*What is expected*: Retype each record below word for word. Leave the pictures out.

(Data entries)

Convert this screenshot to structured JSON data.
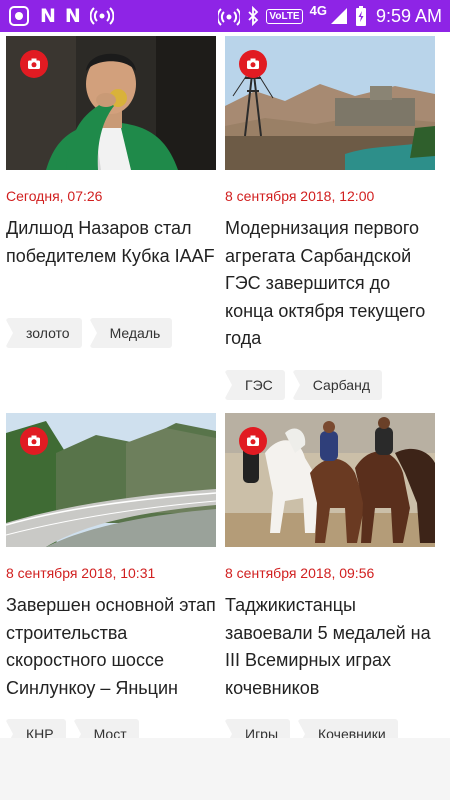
{
  "status_bar": {
    "network": "4G",
    "volte": "VoLTE",
    "time": "9:59 AM",
    "left_icons": [
      "screen-record-icon",
      "n-app-icon",
      "n-app-icon",
      "hotspot-icon"
    ],
    "right_icons": [
      "wifi-signal-icon",
      "bluetooth-icon",
      "signal-icon",
      "battery-icon"
    ],
    "bar_color": "#8e24e6"
  },
  "feed": {
    "articles": [
      {
        "date": "Сегодня, 07:26",
        "title": "Дилшод Назаров стал победителем Кубка IAAF",
        "tags": [
          "золото",
          "Медаль"
        ],
        "image": "athlete-with-medal-photo"
      },
      {
        "date": "8 сентября 2018, 12:00",
        "title": "Модернизация первого  агрегата Сарбандской ГЭС завершится до конца октября текущего года",
        "tags": [
          "ГЭС",
          "Сарбанд"
        ],
        "image": "hydro-power-station-photo"
      },
      {
        "date": "8 сентября 2018, 10:31",
        "title": "Завершен основной этап строительства скоростного шоссе Синлункоу – Яньцин",
        "tags": [
          "КНР",
          "Мост"
        ],
        "image": "highway-in-mountains-photo"
      },
      {
        "date": "8 сентября 2018, 09:56",
        "title": "Таджикистанцы завоевали 5 медалей на III Всемирных играх кочевников",
        "tags": [
          "Игры",
          "Кочевники"
        ],
        "image": "horse-riders-photo"
      }
    ]
  },
  "colors": {
    "accent": "#d11f1f",
    "camera_badge": "#e11b22",
    "tag_bg": "#f1f1f1"
  }
}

*Written solution*:
Convert this screenshot to structured JSON data.
{
  "status_bar": {
    "network": "4G",
    "volte": "VoLTE",
    "time": "9:59 AM",
    "left_icons": [
      "screen-record-icon",
      "n-app-icon",
      "n-app-icon",
      "hotspot-icon"
    ],
    "right_icons": [
      "wifi-signal-icon",
      "bluetooth-icon",
      "signal-icon",
      "battery-icon"
    ],
    "bar_color": "#8e24e6"
  },
  "feed": {
    "articles": [
      {
        "date": "Сегодня, 07:26",
        "title": "Дилшод Назаров стал победителем Кубка IAAF",
        "tags": [
          "золото",
          "Медаль"
        ],
        "image": "athlete-with-medal-photo"
      },
      {
        "date": "8 сентября 2018, 12:00",
        "title": "Модернизация первого  агрегата Сарбандской ГЭС завершится до конца октября текущего года",
        "tags": [
          "ГЭС",
          "Сарбанд"
        ],
        "image": "hydro-power-station-photo"
      },
      {
        "date": "8 сентября 2018, 10:31",
        "title": "Завершен основной этап строительства скоростного шоссе Синлункоу – Яньцин",
        "tags": [
          "КНР",
          "Мост"
        ],
        "image": "highway-in-mountains-photo"
      },
      {
        "date": "8 сентября 2018, 09:56",
        "title": "Таджикистанцы завоевали 5 медалей на III Всемирных играх кочевников",
        "tags": [
          "Игры",
          "Кочевники"
        ],
        "image": "horse-riders-photo"
      }
    ]
  },
  "colors": {
    "accent": "#d11f1f",
    "camera_badge": "#e11b22",
    "tag_bg": "#f1f1f1"
  }
}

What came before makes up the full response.